It’s not enough to have good intentions if we want to accomplish good things. In order to act, one has to have power. Broad based organizing is about organizing people and organizing money so that one can act.
To write about power in light of the recent passing of Rev. Robina Winbush sparked me to think about the ways she and the late Rev. Dr. Katie Cannon stood in the fullness of their power, while serving in predominately white spaces.
Somehow, in the midst of our best attempts as leaders to challenge the powers and principalities, we have inherently set up a dynamic whereby we’ve locked ourselves out of claiming power. We are supposed to confront power, aren’t we? Name it, shame it, reframe it, but certainly don’t claim it. So how can we claim what we also condemn?
The Industrial Areas Foundation (IAF), the oldest faith-based organizing network in the US, teaches leaders about power – what it is, how it works, how to build it and use it for the aims of justice. A key teaching from the IAF is that in order to make change in the world as it is, on behalf of the world as it should be, you have to build more power.
Instead of asking what the needs are in the community (as real and pressing as they may be), the questions should be, “What are the gifts and talents of those in the neighborhood and what does it look like to build community around them?” They focus on what the community has, not on what it lacks.
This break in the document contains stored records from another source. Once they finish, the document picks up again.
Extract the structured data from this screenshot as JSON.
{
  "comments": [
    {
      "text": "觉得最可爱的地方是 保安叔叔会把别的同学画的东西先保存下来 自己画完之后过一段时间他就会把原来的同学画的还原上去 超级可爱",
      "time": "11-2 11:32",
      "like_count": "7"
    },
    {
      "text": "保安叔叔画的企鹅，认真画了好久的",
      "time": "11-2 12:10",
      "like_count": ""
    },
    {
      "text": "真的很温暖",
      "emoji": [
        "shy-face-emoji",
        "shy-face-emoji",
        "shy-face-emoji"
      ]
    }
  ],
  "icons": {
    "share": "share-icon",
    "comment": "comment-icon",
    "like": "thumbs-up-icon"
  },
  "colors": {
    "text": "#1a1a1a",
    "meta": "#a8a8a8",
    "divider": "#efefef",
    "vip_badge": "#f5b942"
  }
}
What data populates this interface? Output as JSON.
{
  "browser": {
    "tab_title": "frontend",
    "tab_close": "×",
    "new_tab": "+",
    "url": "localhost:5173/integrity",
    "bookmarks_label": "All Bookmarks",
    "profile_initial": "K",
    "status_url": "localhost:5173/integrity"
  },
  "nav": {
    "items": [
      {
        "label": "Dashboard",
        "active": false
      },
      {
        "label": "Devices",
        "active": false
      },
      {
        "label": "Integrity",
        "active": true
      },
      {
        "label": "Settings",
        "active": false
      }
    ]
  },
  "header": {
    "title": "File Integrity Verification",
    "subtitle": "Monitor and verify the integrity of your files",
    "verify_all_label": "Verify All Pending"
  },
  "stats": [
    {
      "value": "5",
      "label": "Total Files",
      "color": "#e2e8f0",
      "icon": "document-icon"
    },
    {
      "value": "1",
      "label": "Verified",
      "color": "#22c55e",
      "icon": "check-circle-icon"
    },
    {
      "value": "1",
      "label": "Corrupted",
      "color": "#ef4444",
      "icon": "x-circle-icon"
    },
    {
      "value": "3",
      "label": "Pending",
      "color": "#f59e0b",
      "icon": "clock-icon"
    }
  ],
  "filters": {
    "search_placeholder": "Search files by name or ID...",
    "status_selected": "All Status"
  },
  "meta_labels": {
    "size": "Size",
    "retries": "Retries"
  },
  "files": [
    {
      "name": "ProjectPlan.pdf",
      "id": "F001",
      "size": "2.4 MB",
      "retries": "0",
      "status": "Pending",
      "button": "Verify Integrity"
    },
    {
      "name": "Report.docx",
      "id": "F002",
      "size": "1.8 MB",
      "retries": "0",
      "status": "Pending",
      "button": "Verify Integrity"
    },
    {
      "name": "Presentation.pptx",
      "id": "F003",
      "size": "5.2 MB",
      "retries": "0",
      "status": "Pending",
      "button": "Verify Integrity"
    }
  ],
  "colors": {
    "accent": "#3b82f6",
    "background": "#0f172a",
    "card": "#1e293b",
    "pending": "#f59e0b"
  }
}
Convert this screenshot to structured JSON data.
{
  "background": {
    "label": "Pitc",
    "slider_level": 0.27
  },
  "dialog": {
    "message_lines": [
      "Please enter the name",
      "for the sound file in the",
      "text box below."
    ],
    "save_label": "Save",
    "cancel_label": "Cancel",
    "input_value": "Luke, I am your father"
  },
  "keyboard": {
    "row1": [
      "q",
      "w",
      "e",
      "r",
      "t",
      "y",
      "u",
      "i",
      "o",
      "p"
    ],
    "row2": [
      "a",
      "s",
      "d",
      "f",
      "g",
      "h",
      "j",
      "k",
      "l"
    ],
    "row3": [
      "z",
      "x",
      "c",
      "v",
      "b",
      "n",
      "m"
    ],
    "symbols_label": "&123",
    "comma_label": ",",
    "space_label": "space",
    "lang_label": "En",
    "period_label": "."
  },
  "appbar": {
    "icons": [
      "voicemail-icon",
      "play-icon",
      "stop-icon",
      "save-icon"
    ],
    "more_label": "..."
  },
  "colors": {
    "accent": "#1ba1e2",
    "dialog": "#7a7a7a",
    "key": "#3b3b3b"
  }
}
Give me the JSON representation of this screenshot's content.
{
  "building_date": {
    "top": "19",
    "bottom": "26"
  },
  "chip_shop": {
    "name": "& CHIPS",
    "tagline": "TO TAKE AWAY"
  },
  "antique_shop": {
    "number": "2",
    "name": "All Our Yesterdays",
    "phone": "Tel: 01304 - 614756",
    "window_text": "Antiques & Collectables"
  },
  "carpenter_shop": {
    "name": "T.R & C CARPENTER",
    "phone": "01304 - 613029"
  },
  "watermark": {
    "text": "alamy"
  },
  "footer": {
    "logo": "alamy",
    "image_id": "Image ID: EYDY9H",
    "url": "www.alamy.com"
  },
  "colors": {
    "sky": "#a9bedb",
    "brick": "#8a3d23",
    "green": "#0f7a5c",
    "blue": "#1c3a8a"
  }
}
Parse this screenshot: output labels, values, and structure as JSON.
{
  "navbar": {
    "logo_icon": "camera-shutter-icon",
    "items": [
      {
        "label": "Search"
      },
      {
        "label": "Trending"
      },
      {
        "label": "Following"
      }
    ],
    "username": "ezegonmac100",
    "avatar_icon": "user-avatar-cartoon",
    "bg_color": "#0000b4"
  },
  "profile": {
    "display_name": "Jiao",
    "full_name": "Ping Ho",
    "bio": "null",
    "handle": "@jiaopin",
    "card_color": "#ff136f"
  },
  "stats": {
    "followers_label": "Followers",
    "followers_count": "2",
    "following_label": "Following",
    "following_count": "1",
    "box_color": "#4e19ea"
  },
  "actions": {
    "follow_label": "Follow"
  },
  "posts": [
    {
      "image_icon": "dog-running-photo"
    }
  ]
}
What happens when ministry requires you to not only get dirty, but funky? Dirt can be brushed away but funk in its true vernacular saturates everything and lingers in the atmosphere.
Improv isn’t just a way of thinking about ourselves and our own way of being in the world but a lens through which we learn more about Jesus in his full humanity and God. Take Jesus’ first miracle in John: turning water into wine.
However, there are times when being in an interim time is just plain hard. Sometimes, the mess feels less magical and more monstrous. In this liminal space, I’ve noticed how easy it can be for anxiety and worry to weave themselves into the conversation.
As a pastor, I am increasingly conscious of how patriarchal norms affect my own leadership norms. I have experienced pastors who charmed with charisma that bled into emotional manipulation, that feigned a lack of hierarchy until any call for accountability would cause him – it’s always a him – to suddenly pull rank as the ordained holy man. Is this the best a pastor can be?